_PROBLEM DETAILS_
Please return every line in the entries below with the word "Menü" in it.

Top of EXCERPTED DATA

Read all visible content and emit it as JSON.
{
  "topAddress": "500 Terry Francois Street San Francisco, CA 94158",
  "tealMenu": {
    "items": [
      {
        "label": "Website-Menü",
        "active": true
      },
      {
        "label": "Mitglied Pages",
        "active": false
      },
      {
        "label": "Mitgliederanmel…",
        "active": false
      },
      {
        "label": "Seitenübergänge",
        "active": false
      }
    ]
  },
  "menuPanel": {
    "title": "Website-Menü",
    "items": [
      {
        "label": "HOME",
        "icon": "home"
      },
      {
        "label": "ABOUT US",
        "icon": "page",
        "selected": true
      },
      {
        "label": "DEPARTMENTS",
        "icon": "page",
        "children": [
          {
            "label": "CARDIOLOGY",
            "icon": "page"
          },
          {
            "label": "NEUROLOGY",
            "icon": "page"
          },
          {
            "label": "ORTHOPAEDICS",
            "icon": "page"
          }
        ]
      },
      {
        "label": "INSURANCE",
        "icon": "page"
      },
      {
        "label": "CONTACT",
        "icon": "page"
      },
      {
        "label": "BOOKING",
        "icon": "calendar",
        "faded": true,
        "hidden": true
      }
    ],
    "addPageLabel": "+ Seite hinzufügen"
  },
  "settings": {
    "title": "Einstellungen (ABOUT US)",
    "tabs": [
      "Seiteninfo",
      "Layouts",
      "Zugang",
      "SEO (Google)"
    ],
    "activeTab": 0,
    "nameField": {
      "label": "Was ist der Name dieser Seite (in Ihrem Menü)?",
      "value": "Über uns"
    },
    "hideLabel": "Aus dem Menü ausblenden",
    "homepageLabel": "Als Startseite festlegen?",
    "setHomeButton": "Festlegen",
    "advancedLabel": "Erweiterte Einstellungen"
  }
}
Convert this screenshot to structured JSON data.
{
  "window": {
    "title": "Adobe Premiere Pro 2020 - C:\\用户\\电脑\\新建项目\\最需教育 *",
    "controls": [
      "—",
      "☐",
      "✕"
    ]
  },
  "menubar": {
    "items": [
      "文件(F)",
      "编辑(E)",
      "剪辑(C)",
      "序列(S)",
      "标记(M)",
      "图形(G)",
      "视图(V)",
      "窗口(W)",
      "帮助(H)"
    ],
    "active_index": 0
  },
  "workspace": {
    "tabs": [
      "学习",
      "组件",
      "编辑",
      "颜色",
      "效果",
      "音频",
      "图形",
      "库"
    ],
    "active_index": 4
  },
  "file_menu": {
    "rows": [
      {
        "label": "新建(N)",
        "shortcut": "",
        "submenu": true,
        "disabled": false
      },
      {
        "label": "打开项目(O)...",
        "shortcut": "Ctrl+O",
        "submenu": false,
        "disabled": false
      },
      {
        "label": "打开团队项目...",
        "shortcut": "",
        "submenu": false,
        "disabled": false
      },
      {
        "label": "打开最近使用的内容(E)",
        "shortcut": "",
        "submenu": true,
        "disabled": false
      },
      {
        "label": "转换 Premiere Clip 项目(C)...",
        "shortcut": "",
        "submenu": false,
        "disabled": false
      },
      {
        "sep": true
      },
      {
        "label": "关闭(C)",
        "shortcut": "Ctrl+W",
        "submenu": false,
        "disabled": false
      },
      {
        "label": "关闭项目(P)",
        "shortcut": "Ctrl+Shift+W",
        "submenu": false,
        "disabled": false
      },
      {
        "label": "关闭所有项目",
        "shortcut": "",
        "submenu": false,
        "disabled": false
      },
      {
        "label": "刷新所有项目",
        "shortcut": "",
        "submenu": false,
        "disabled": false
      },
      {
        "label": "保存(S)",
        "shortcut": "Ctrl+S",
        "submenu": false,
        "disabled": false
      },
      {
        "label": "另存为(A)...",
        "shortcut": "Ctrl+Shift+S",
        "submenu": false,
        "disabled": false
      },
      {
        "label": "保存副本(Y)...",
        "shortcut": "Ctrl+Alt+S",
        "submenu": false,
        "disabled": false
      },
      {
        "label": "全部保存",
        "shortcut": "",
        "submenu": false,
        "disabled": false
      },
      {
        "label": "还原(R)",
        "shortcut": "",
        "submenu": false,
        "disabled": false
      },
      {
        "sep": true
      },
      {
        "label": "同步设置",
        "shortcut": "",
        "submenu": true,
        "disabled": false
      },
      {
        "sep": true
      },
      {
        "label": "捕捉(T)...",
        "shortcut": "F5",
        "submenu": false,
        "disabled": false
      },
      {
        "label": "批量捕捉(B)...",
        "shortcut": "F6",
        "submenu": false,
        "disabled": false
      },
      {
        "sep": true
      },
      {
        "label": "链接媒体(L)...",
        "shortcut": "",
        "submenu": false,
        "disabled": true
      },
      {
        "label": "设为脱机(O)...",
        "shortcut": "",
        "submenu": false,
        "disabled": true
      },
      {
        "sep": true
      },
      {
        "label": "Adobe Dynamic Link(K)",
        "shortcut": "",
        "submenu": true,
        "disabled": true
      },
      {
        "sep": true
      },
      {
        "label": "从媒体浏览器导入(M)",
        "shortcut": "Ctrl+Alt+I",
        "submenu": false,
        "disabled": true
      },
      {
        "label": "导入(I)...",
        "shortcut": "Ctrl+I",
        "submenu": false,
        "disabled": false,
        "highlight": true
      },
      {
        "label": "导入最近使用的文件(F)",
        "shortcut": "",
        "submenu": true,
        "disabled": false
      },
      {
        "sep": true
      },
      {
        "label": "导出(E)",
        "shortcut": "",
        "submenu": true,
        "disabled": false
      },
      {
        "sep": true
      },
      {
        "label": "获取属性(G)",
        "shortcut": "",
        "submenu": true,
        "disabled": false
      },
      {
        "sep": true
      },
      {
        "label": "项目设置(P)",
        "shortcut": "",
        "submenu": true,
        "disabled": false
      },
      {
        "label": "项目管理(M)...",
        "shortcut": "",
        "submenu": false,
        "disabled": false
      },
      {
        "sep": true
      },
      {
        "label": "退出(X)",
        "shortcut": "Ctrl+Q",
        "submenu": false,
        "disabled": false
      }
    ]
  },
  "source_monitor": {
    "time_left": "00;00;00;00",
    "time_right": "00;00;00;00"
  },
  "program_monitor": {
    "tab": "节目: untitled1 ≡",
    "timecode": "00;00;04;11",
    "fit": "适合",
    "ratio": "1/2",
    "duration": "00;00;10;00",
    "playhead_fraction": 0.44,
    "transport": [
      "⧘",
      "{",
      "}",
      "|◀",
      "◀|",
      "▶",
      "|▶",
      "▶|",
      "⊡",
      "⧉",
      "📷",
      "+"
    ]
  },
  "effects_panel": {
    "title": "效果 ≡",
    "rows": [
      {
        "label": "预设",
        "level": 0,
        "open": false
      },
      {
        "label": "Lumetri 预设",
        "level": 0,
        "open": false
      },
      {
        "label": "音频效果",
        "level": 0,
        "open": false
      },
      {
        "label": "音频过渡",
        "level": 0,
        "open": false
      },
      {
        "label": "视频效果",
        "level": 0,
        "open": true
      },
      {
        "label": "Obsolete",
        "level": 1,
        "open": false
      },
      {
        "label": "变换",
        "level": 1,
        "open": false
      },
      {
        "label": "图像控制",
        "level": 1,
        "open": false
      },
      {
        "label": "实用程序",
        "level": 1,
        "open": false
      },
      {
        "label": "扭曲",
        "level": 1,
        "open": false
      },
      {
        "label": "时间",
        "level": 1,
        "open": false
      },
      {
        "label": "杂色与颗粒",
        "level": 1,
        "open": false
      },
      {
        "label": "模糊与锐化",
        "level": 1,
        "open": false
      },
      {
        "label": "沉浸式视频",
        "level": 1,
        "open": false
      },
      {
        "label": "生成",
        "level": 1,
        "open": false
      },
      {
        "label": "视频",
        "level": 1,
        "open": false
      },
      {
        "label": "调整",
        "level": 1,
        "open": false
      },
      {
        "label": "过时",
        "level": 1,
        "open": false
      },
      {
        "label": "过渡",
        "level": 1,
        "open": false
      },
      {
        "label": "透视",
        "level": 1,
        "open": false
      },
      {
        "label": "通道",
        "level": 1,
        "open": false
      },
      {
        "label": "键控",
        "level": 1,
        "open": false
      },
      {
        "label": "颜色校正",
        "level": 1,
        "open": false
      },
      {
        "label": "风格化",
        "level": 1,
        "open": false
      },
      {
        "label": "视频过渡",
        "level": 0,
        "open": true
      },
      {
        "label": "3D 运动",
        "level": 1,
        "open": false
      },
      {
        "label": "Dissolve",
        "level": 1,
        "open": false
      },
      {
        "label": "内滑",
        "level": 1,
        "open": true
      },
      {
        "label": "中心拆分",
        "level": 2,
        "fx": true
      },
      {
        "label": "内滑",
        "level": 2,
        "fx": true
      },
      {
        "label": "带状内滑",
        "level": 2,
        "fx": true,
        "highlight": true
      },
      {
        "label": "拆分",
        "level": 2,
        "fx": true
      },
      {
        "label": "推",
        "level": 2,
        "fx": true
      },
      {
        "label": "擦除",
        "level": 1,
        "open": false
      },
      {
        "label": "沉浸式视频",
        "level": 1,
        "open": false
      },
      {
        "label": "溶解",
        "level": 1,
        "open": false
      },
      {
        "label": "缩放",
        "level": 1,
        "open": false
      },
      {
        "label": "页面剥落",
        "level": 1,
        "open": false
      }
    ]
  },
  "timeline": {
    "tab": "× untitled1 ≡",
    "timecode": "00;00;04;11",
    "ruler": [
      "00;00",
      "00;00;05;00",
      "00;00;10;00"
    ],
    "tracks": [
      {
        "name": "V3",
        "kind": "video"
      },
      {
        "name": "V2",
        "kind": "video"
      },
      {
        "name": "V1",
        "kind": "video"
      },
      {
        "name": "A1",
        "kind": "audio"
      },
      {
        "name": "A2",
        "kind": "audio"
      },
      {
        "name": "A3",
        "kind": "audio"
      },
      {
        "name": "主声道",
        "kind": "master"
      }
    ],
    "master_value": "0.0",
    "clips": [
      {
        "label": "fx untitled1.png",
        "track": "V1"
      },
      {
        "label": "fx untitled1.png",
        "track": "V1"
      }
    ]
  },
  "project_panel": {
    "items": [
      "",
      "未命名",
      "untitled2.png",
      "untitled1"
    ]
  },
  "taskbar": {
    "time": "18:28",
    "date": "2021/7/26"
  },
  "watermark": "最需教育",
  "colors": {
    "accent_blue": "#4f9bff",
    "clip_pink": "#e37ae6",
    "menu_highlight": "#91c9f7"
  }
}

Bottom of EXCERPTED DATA

_REPLY TO THE EXERCISE_
        "label": "Website-Menü",
    "title": "Website-Menü",
      "label": "Was ist der Name dieser Seite (in Ihrem Menü)?",
    "hideLabel": "Aus dem Menü ausblenden",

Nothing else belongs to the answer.